Novelty records tapped into the fears, obsessions, fads and cultural mores of the time, using Sci-Fi, Horror movies and TV characters as their main sources of inspiration.
Deejays tired of programming wearisome ballads and repetitive rock 45s, welcomed novelty records as a means of introducing an element of surprise into their shows and this, together with positive sales, encouraged record companies to produce them in increasing quantities but there was a downside. The public were buying the songs rather than the name on the record and, in almost every case, the artists were stigmatised as one-hit wonders.
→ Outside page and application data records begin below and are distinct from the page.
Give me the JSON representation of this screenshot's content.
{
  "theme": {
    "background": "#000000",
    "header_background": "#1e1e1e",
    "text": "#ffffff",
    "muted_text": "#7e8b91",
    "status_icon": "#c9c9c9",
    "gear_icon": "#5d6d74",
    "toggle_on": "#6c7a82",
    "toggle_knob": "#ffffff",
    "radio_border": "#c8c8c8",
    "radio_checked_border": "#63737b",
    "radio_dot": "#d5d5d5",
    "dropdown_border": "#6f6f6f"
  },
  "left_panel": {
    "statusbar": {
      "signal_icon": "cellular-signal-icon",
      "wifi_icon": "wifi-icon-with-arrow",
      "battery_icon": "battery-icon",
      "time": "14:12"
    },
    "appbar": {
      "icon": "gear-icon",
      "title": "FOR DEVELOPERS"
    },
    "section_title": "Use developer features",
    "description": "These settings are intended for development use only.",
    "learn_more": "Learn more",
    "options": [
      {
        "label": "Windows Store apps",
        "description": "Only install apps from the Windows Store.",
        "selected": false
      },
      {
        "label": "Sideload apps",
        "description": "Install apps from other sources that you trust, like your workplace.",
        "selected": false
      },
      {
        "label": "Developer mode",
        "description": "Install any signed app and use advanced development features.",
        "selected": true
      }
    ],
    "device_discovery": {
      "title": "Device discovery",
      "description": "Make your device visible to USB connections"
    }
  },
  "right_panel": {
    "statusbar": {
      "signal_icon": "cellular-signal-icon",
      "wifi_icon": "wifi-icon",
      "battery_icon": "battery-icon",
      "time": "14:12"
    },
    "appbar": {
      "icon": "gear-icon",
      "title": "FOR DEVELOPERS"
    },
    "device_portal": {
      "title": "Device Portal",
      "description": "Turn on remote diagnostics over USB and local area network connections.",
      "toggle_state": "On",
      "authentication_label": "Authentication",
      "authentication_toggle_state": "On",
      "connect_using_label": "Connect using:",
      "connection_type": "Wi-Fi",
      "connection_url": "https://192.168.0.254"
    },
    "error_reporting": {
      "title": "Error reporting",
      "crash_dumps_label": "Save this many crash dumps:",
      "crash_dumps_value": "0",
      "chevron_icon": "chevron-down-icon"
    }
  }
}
Experiments with tape speeds in the pre-digital 1950s/60s resulted in an entire sub-genre of records based on cartoon-ish voice effects. David Seville's 1958 mega-hit, Witch Doctor gave rise to Sheb Wooley's million-selling The Purple People Eater as well as lesser hits such as Jesse Lee Turner's The Little Space Girl and Rip Van Winkle by the Devotions. (Experimenting further, Seville created the Chipmunks, which he parlayed into a multi-million dollar enterprise.)
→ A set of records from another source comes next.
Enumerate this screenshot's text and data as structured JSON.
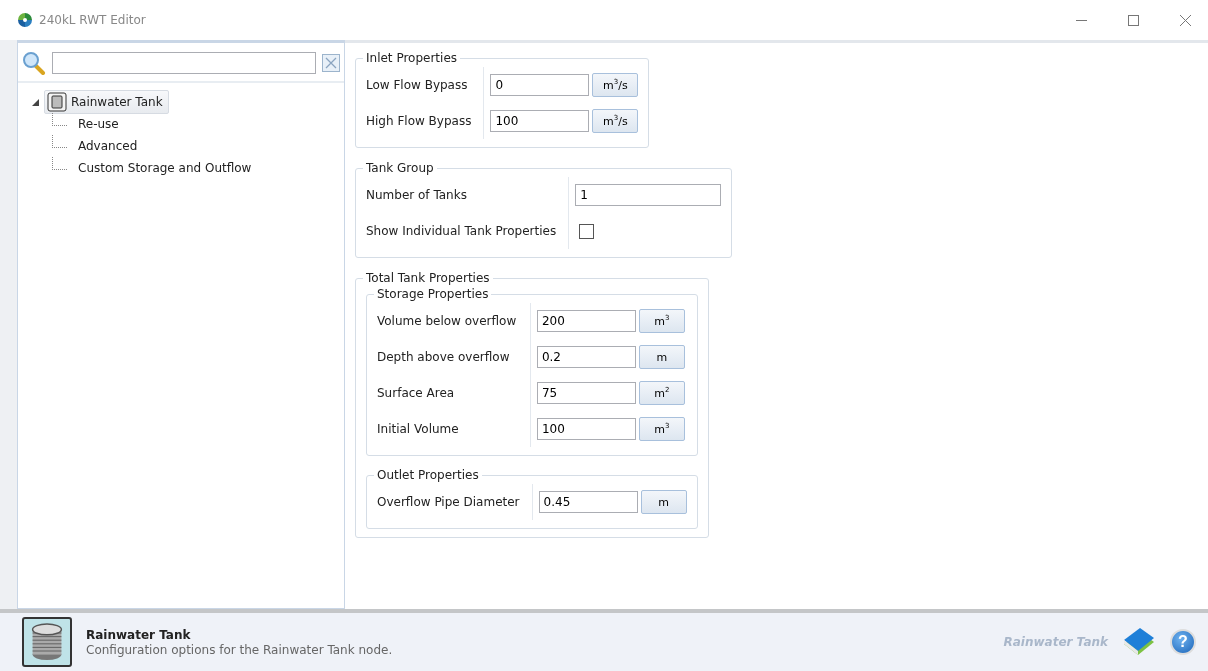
{
  "window": {
    "title": "240kL RWT Editor"
  },
  "tree": [
    {
      "label": "Rainwater Tank",
      "expanded": true,
      "selected": true,
      "children": [
        {
          "label": "Re-use",
          "selected": false
        },
        {
          "label": "Advanced",
          "selected": false
        },
        {
          "label": "Custom Storage and Outflow",
          "selected": false
        }
      ]
    }
  ],
  "groups": [
    {
      "title": "Inlet Properties",
      "rows": [
        {
          "kind": "unit_field",
          "label": "Low Flow Bypass",
          "value": "0",
          "unit": "m$^{3}$/s"
        },
        {
          "kind": "unit_field",
          "label": "High Flow Bypass",
          "value": "100",
          "unit": "m$^{3}$/s"
        }
      ]
    },
    {
      "title": "Tank Group",
      "rows": [
        {
          "kind": "field",
          "label": "Number of Tanks",
          "value": "1"
        },
        {
          "kind": "checkbox",
          "label": "Show Individual Tank Properties",
          "checked": false
        }
      ]
    },
    {
      "title": "Total Tank Properties",
      "groups": [
        {
          "title": "Storage Properties",
          "rows": [
            {
              "kind": "unit_field",
              "label": "Volume below overflow",
              "value": "200",
              "unit": "m$^{3}$"
            },
            {
              "kind": "unit_field",
              "label": "Depth above overflow",
              "value": "0.2",
              "unit": "m"
            },
            {
              "kind": "unit_field",
              "label": "Surface Area",
              "value": "75",
              "unit": "m$^{2}$"
            },
            {
              "kind": "unit_field",
              "label": "Initial Volume",
              "value": "100",
              "unit": "m$^{3}$"
            }
          ]
        },
        {
          "title": "Outlet Properties",
          "rows": [
            {
              "kind": "unit_field",
              "label": "Overflow Pipe Diameter",
              "value": "0.45",
              "unit": "m"
            }
          ]
        }
      ]
    }
  ],
  "footer": {
    "title": "Rainwater Tank",
    "description": "Configuration options for the Rainwater Tank node.",
    "node_name": "Rainwater Tank",
    "help": "?"
  }
}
Back in 1956, two young independent producers, Buchanan and Goodman, created rock'n'roll's first novelty cut-in hit, The Flying Saucer. The inventive Goodman, who went on to make a career out of cut-ins, was also the inspiration behind Spencer and Spencer's Russian Band Stand, which sent up Russian totalitarianism at the height of the Cold War. Spoken word narratives such as Jim Backus' marvellously lascivious Delicious! and Linda Laurie's kitsch Ambrose Part 5 also proved popular.
Several titles - Yogi, Ape Call, The Little Space Girl and Ambrose Part 5 - have been digitally mastered from original tape for the first time. Previous CD re-issues of Ray Stevens' ingenious Ahab, The Arab feature the much longer LP version. The original hit 45 version is reissued here for the first time. The UK pressing of satirist Stan Freberg's The Old Payola Roll Blues Side 1 ended some 20 seconds earlier than the American version, missing the reference to payola and making nonsense of the title. We have used the American ending here.
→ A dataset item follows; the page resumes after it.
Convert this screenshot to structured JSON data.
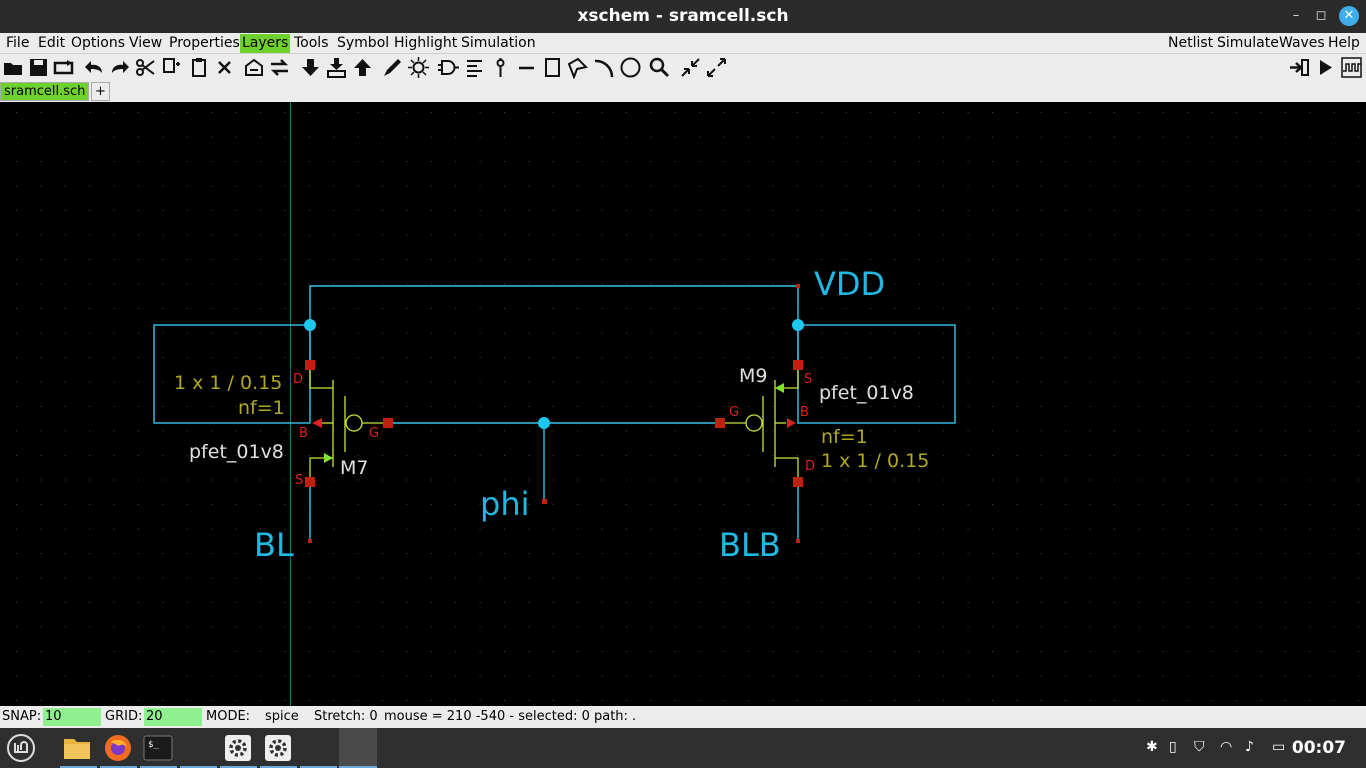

Records such as Alley-Oop by the Hollywood Argyles and Western Movies by the Olympics, already featured in the main GA series, were left off but we've included the rare cover version of Alley-Oop by the Dyna-Sores, an R&B studio group which creamed off enough sales to become a minor hit in its own right.
These are the 30 novelty hits that counted, mastered from the best possible sources, in a lavishly illustrated, fully annotated 32-page package. Each record relates seamlessly to the next, and it is this comforting homogeneity that gives the Special Novelty Edition" an almost poetic charm. "The Golden Age Of American Rock'n'Roll" is a trademark of quality and this "Special Novelty Edition" is likely to become one of the most popular in the series. "Delicious!
By Rob Finnis